It’s an important way of gauging market sentiment and the potential volatility of a stock. Obviously, the more volatile a stock’s price is, the more cautious you should be. So, in this article, we’ll break down what does short float mean for traders and how can you use it for your strategy.
We’ll also explore short ratio vs short float as well as short interest vs short float. Knowing these differences allows you to make trading decisions based on how investors are betting for or against a stock.
What is a short float and why is it important?
Short float stock refers to the number of shares being shortened divided by the total number of shares outstanding. In other words, it’s the percentage of a company’s outstanding shares sold short by investors who are betting that the stock’s price will fall.
Understanding shorts as a percentage of float is important because it indicates investor sentiment toward a stock. How investors, in general feel about a stock’s importance actually plays a big part in its value. Sentiment can drive prices up or down depending on how traders, as a group, view the future of a company.
High short float stocks suggest that many investors believe the stock’s price will drop in the near future. A bearish market may be on the horizon, based on this evidence, but it might only be for this specific short float stock.
On the other end of the spectrum, a low short float indicates that there are fewer investors betting against the stock. It’s likely a bullish signal hinting at the stock price going up.
Short float vs short interest: What’s the difference?
Despite being related, there are some differences in the metrics of short float and short interest you should know.
To start, we’ll define how short selling works. Short selling involves borrowing shares of stock from a broker and then selling those shares on the market. The hope is to buy back the stocks at a lower price and pocket the difference as profit.
With the above context in mind, short interest refers to the total number of shares shorted by investors. Short interest’s typically expressed as a percentage of the total number of shares outstanding for a particular stock.
On the other hand, short float is the percentage of shares being shorted relative to the total shares outstanding but not yet covered or closed out by the investor. It, therefore, represents the number of shares that are currently held by short sellers and have not yet been bought back and returned to the broker.
The short float measures market sentiment in most cases. So, when wondering “what is a good short float percentage” you need to remember the following: High short float indicates that many investors are betting against the stock.
Investors look to the short float as a more useful measure. That’s because it normalizes differences in the total number of shares outstanding between companies.
Top Stocks With the Highest Short Float Percentage
Finding stocks with the biggest short float is important for context. You’ll see that stocks with high short float percentages are usually the ones widely discussed on social media.

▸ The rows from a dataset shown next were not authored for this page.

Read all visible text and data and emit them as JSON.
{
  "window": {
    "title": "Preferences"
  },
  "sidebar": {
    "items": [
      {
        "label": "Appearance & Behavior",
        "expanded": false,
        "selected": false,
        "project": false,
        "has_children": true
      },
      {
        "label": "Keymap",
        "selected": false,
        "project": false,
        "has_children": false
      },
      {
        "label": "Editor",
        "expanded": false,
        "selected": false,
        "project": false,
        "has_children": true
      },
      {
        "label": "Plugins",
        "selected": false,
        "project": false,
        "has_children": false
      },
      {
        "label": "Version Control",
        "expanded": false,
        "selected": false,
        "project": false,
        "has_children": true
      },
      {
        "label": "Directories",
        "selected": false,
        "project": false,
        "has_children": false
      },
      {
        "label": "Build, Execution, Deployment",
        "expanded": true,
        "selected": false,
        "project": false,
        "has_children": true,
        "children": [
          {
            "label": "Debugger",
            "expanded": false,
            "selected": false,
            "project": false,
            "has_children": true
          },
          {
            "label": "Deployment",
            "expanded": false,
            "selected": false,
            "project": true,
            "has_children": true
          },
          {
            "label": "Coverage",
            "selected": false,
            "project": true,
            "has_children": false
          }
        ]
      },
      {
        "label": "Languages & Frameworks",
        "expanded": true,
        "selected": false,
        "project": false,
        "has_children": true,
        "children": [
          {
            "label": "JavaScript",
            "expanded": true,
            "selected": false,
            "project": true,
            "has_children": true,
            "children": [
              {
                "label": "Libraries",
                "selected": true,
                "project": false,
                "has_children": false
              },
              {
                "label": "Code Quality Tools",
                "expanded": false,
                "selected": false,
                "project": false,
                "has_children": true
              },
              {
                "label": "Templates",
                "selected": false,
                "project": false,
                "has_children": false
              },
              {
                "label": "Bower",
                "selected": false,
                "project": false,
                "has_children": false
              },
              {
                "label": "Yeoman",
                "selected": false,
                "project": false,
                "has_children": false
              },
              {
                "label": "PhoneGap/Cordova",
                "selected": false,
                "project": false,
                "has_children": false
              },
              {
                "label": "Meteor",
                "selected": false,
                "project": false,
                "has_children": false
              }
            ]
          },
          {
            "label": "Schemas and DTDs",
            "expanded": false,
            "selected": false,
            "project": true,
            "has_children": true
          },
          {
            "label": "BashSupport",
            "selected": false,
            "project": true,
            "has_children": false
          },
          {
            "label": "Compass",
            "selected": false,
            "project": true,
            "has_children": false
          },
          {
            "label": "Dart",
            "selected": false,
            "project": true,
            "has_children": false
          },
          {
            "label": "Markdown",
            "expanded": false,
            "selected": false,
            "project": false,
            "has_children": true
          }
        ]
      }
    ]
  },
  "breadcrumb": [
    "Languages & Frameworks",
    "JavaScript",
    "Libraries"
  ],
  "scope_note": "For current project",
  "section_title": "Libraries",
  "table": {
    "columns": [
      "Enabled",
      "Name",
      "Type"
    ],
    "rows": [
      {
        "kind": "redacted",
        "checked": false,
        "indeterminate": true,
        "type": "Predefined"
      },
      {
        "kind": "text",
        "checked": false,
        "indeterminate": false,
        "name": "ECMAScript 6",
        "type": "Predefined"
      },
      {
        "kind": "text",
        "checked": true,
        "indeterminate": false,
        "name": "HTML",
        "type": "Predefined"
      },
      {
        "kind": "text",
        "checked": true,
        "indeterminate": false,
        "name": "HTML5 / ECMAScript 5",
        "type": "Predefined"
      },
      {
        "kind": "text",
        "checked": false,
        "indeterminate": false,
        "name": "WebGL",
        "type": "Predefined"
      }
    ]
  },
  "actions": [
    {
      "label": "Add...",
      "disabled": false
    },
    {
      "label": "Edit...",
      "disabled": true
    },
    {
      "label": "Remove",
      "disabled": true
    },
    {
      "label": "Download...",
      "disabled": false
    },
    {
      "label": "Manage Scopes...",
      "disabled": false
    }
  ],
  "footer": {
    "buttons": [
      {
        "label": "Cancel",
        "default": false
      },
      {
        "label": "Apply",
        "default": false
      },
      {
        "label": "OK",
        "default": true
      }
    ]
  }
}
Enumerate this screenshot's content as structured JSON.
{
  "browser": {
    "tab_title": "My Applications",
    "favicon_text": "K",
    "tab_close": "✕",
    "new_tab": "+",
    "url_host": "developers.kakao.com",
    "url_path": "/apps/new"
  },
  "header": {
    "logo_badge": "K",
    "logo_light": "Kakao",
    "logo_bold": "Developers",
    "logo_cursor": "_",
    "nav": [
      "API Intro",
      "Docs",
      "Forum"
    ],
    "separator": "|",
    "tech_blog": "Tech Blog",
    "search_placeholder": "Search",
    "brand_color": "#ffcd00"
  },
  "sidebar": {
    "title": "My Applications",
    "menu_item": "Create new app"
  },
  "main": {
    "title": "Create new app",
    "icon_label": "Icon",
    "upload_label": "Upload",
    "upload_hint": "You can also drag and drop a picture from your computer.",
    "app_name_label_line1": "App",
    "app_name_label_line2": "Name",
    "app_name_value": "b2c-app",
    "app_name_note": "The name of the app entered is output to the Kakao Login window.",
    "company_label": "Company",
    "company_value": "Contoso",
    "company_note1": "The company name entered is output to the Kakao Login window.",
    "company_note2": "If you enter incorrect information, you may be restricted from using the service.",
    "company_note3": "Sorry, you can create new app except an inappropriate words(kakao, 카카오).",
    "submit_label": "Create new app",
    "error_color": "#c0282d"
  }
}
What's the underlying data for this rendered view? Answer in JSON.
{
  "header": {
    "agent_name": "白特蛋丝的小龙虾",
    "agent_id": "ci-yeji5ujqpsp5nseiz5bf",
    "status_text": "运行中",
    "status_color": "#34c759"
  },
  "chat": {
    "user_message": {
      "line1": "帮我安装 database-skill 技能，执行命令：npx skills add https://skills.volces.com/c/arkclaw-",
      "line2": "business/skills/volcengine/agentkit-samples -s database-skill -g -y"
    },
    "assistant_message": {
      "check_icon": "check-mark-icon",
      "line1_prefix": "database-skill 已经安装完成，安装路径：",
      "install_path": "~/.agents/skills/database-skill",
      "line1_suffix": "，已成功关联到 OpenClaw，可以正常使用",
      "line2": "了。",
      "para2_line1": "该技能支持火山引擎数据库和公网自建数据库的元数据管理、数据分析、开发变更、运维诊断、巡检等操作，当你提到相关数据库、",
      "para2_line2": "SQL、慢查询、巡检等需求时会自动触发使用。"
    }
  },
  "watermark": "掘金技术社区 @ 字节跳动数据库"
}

They’re also likely to have volatile price movements.
But, what is short float percentage worth paying attention to? Well, a short float percentage above 20% is considered high. If you see anything over 20%, there’s significant bearish sentiment toward the stock. A large number of investors are betting against its success.
Some examples of stocks with the highest short float percentage in the last few years include Ligand Pharmaceuticals (LGND), GameStop, and AMC Entertainment. These stocks have attracted a lot of attention from retail traders and have experienced significant price swings as a result.
How to Analyze Short Float When Trading Stocks
Since short float plays a significant role when determining market sentiment about a stock, you need to know how to analyze this information. We discuss these steps below.
- Identify the short interest: This information is freely available on financial news websites. You can also check with your brokerage firm.
- Calculate the short float percentage: It’s calculated by dividing the short interest by the total number of shares outstanding. As an example, if Company X has 20 million shares outstanding and the short interest is 2 million shares, the short float is 10%.
- Compare the short float to industry averages. This helps to determine if the short interest is unusually high or low and so, gives you an indication of how bullish or bearish investors are.
- Look for trends in the increase or decrease of short float. For example, if it has been increasing over time, it could indicate that investors are becoming more bearish on the company.
- Consider other factors to make an informed decision: Short float is just one metric. Also, look at other fundamental and technical indicators.
What is a good short float percentage for stocks?
When it comes to the ideal shorts as a percentage of float, there’s no one-size-fits-all answer. There are various factors to consider. But, generally speaking, you should pay attention to a short float percentage of 10% or higher. However, don’t concern yourself as much about a percentage under 5%.
When looking at this percentage float number, keep in mind the company’s industry and general market conditions. If a short float percentage is over 20% it means that investors are pessimistic about the company’s future performance.
But, at the same time, such a high short float percentage might also indicate that traders are hedging against market volatility or other factors.
A low short float percentage under 5% means investors are bullish on the company’s future performance. However, it might also mean there’s not much trading going on for the company’s stock, and there may not be much demand for the stock.